Garden was best known for the lesbian themed novel Annie on My Mind, about two girls at a New York high school who fall in love with each other.
The book was published in 1982 and drew critical acclaim in its positive depiction of a same-sex relationship but was also attacked by social conservatives and the religious right and was banned by Kansas City schools for two years from 1993 until students brought a First Amendment law suit to put it back on shelves.
Annie On My Mind was awarded the Lee Lynch Classic Award by the Golden Crown Literary Society in 2014, cited as one of the most important classics in lesbian literature.
The book also won Garden the ALA Margaret A. Edwards Award in 2003 which recognizes one writer and a particular body of work ‘for significant and lasting contribution to young adult literature.’

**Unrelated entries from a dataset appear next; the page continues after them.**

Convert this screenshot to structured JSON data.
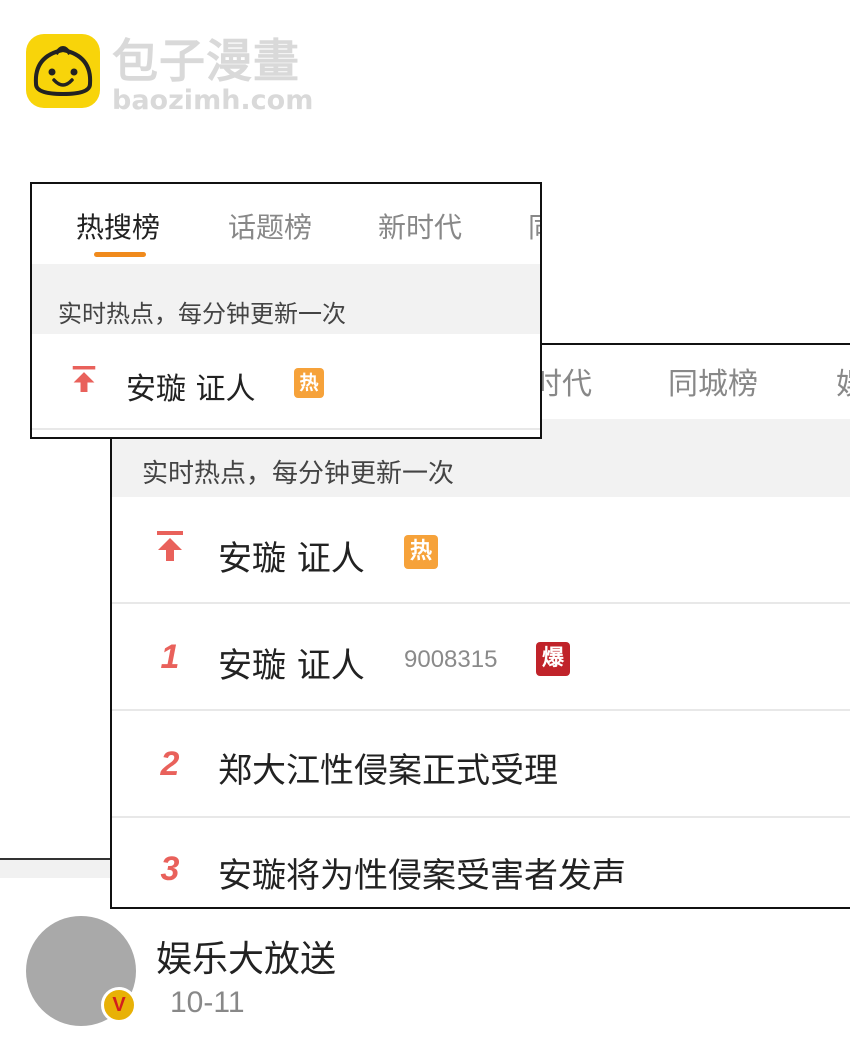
{
  "watermark": {
    "title": "包子漫畫",
    "url": "baozimh.com"
  },
  "panel_small": {
    "tabs": [
      "热搜榜",
      "话题榜",
      "新时代",
      "同"
    ],
    "notice": "实时热点，每分钟更新一次",
    "pinned": {
      "icon": "pin-top-icon",
      "title": "安璇 证人",
      "badge": "热"
    }
  },
  "panel_big": {
    "tabs": [
      "时代",
      "同城榜",
      "娱"
    ],
    "notice": "实时热点，每分钟更新一次",
    "pinned": {
      "icon": "pin-top-icon",
      "title": "安璇 证人",
      "badge": "热"
    },
    "items": [
      {
        "rank": "1",
        "title": "安璇 证人",
        "count": "9008315",
        "badge": "爆"
      },
      {
        "rank": "2",
        "title": "郑大江性侵案正式受理"
      },
      {
        "rank": "3",
        "title": "安璇将为性侵案受害者发声"
      }
    ]
  },
  "post": {
    "author": "娱乐大放送",
    "date": "10-11",
    "verified_badge": "V"
  },
  "colors": {
    "accent": "#f08a1c",
    "rank": "#e9615b",
    "hot": "#f6a23a",
    "boom": "#c0232a",
    "avatar": "#a9a9a9"
  }
}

Annie on My Mind was number 44 on the American Library Association’s list of most banned books by American libraries during the 1990s and she was awarded the Robert B. Downs Award for Intellectual Freedom in 2001 from the University of Illinois Graduate School of Library and Information Science.
The book was also ranked in 2000 in School Library Journal among the top 100 books to have shaped the 20th century.
In the 32 years since it was first published the book has never gone out of print and it has also been made into an audio-book.
Annie on My Mind was one of the earliest American novels to depict a lesbian relationship that did not come to a tragic end, with most works with lesbian themes written before it written for the sake of titillation.
Garden told young adult author Cynthia Leitch Smith in 2001 that she had been drawn to write stories for young people with LGBTI themes because of the lack of books depicting their lives when she had been young.
‘When I was growing up as a young lesbian in the ’50s, I looked in vain for books about my people,’ Garden said.
‘I did find some paperbacks with lurid covers in the local bus station, but they ended with the gay character’s committing suicide, dying in a car crash, being sent to a mental hospital or "turning" heterosexual.’
Garden would go on to write more than 30 books – most aimed at teenagers, though some were written with younger children in mind.
Supernatural themes were a recurring theme in her works with many of the stories she wrote involving werewolves and vampires.
Garden is survived by her long term partner Sandy Scott and their golden retriever Loki and their cats.